My favorite part of the budget negotiations is when a glum-looking John Boehner — backed by the vulpine Eric Cantor, eyes blazing — steps in from of the cameras and accuses Barack Obama of “not negotiating in good faith.” And he does it with a straight face.
Apparently, good faith negotiation to a Republican consists of demanding unconditional surrender and an apology for disagreeing in the first place. This qualifies as theater of the absurd. Republicans can’t even negotiate in good faith with each other, for crying out loud, let alone with the president of the United States.
I had high hopes. I admit it. The economy was starting to revive, we had beaten the barbarians back from the gates of the city in the election and Mr. Obama seemed informed by a new resolve.
I was encouraged by Obama’s tough talk at the onset of the budget negotiations. He was prepared to cut the size of government and gradually reduce Social Security benefits through a complicated formula, yes. But he was also going to let tax rates rise by a few percentage points on income of more than $250,000 to even things out.
That wasn’t good enough for the Republicans. They kept holding out for no rate hikes on the rich, instead leaning heavily on taking money and benefits from the sick and the disabled to balance the budget.

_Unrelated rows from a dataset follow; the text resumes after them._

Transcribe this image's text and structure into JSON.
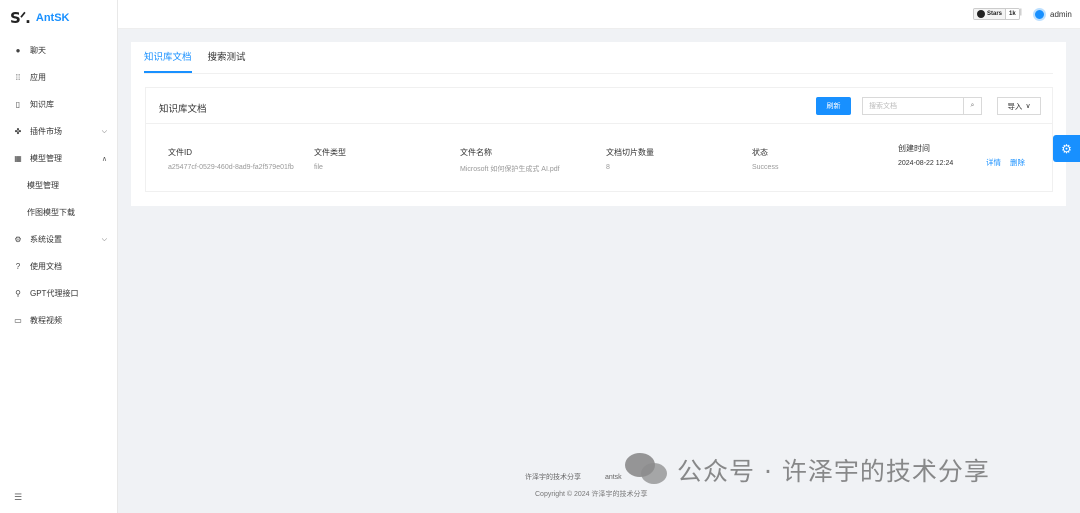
{
  "app": {
    "name": "AntSK",
    "logo_mark": "S",
    "logo_mark_suffix": "ᐟ."
  },
  "sidebar": {
    "items": [
      {
        "label": "聊天",
        "icon": "chat-icon",
        "glyph": "●"
      },
      {
        "label": "应用",
        "icon": "apps-icon",
        "glyph": "⁞⁞"
      },
      {
        "label": "知识库",
        "icon": "book-icon",
        "glyph": "▯"
      },
      {
        "label": "插件市场",
        "icon": "plugin-icon",
        "glyph": "✤",
        "chevron": "down"
      },
      {
        "label": "模型管理",
        "icon": "model-icon",
        "glyph": "▦",
        "chevron": "up",
        "children": [
          {
            "label": "模型管理"
          },
          {
            "label": "作图模型下载"
          }
        ]
      },
      {
        "label": "系统设置",
        "icon": "settings-icon",
        "glyph": "⚙",
        "chevron": "down"
      },
      {
        "label": "使用文档",
        "icon": "help-icon",
        "glyph": "?"
      },
      {
        "label": "GPT代理接口",
        "icon": "location-icon",
        "glyph": "⚲"
      },
      {
        "label": "教程视频",
        "icon": "video-icon",
        "glyph": "▭"
      }
    ],
    "collapse_glyph": "☰"
  },
  "header": {
    "github": {
      "label": "Stars",
      "count": "1k",
      "sep": "|"
    },
    "user": "admin"
  },
  "tabs": [
    {
      "label": "知识库文档",
      "active": true
    },
    {
      "label": "搜索测试",
      "active": false
    }
  ],
  "panel": {
    "title": "知识库文档",
    "refresh_label": "刷新",
    "search_placeholder": "搜索文档",
    "import_label": "导入"
  },
  "table": {
    "columns": [
      "文件ID",
      "文件类型",
      "文件名称",
      "文档切片数量",
      "状态",
      "创建时间"
    ],
    "rows": [
      {
        "id": "a25477cf-0529-460d-8ad9-fa2f579e01fb",
        "type": "file",
        "name": "Microsoft 如何保护生成式 AI.pdf",
        "slices": "8",
        "status": "Success",
        "created": "2024-08-22 12:24",
        "actions": [
          "详情",
          "删除"
        ]
      }
    ]
  },
  "footer": {
    "links": [
      "许泽宇的技术分享",
      "antsk"
    ],
    "copyright": "Copyright © 2024 许泽宇的技术分享"
  },
  "watermark": {
    "text": "公众号 · 许泽宇的技术分享"
  },
  "colors": {
    "accent": "#1890ff",
    "background": "#f0f2f5"
  }
}
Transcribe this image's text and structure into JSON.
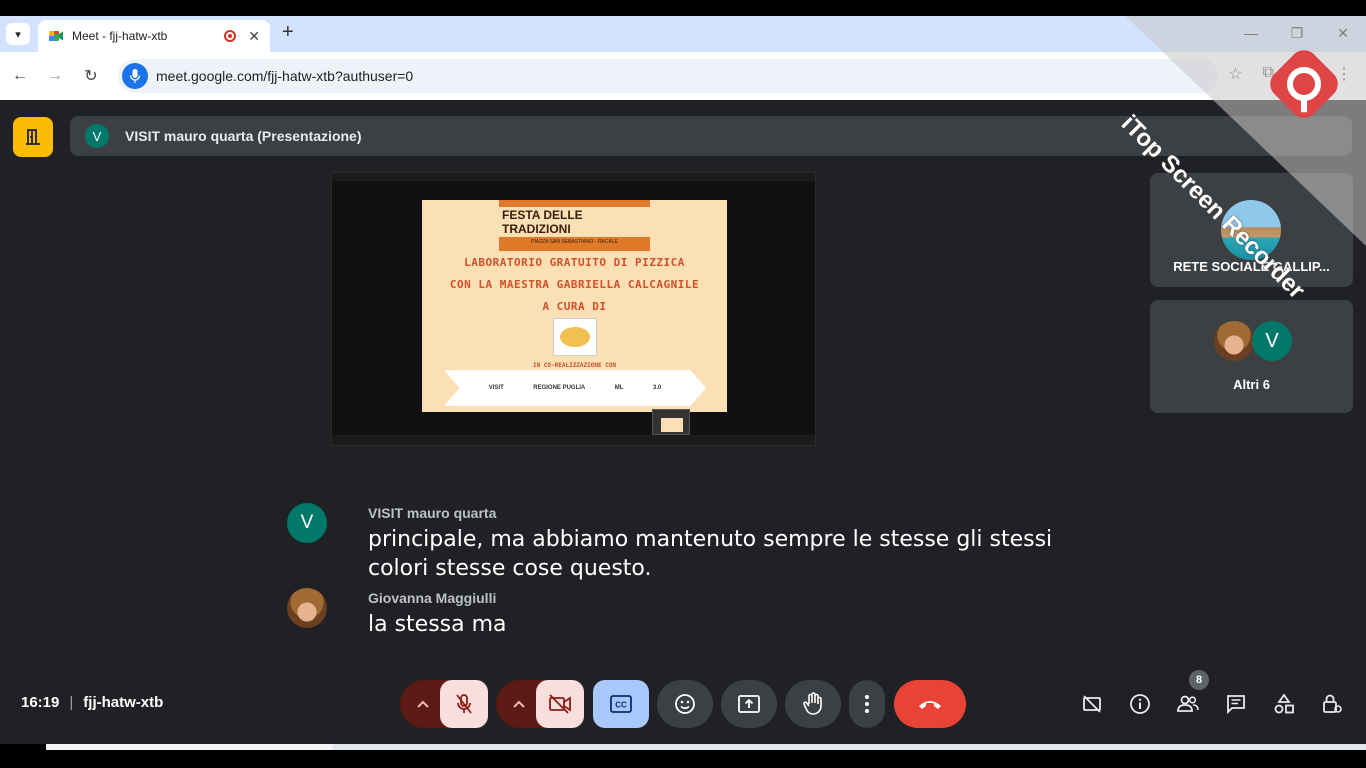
{
  "browser": {
    "tab_title": "Meet - fjj-hatw-xtb",
    "url": "meet.google.com/fjj-hatw-xtb?authuser=0",
    "new_tab_symbol": "+",
    "close_tab_symbol": "✕"
  },
  "meet": {
    "presentation_bar": {
      "avatar_letter": "V",
      "title": "VISIT mauro quarta (Presentazione)"
    },
    "slide": {
      "heading": "FESTA DELLE TRADIZIONI",
      "subheading": "PIAZZA SAN SEBASTIANO - RACALE",
      "lines": [
        "LABORATORIO GRATUITO DI PIZZICA",
        "CON LA MAESTRA GABRIELLA CALCAGNILE",
        "A CURA DI"
      ],
      "coreal": "IN CO-REALIZZAZIONE CON",
      "partners": [
        "VISIT",
        "REGIONE PUGLIA",
        "ML",
        "3.0"
      ]
    },
    "tiles": [
      {
        "name": "RETE SOCIALE GALLIP..."
      },
      {
        "name": "Altri 6",
        "avatar_letter": "V"
      }
    ],
    "captions": [
      {
        "avatar_letter": "V",
        "speaker": "VISIT mauro quarta",
        "text": "principale, ma abbiamo mantenuto sempre le stesse gli stessi colori stesse cose questo."
      },
      {
        "speaker": "Giovanna Maggiulli",
        "text": "la stessa ma"
      }
    ],
    "meeting_info": {
      "time": "16:19",
      "code": "fjj-hatw-xtb"
    },
    "participants_count": "8",
    "colors": {
      "background": "#202124",
      "tile": "#3c4043",
      "end_call": "#ea4335",
      "captions_on": "#a8c7fa",
      "muted": "#f9dedc",
      "host_controls": "#fbbc04"
    }
  },
  "watermark": {
    "text": "iTop Screen Recorder"
  }
}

Then Obama offered to raise the tax threshold to incomes of $400,000 or more.
“Oh no,” I said to myself. “He’s starting to negotiate with himself again. He always does that and he always loses.”
But then John Boehner, the Republican Speaker of House, started to negotiate with himself too. He offered to accept a tax rise for incomes of $1 million or more.
This, of course, was unacceptable to Democrats but, as it turned out, the Republican knuckle-draggers in the House wouldn’t go along either.
So, at this writing, there we are, on the very edge of the fiscal cliff with no easy way back. (Republican conservatives have an ancient Greek warrior streak in them. They stake out a position, then burn the boats they came in.)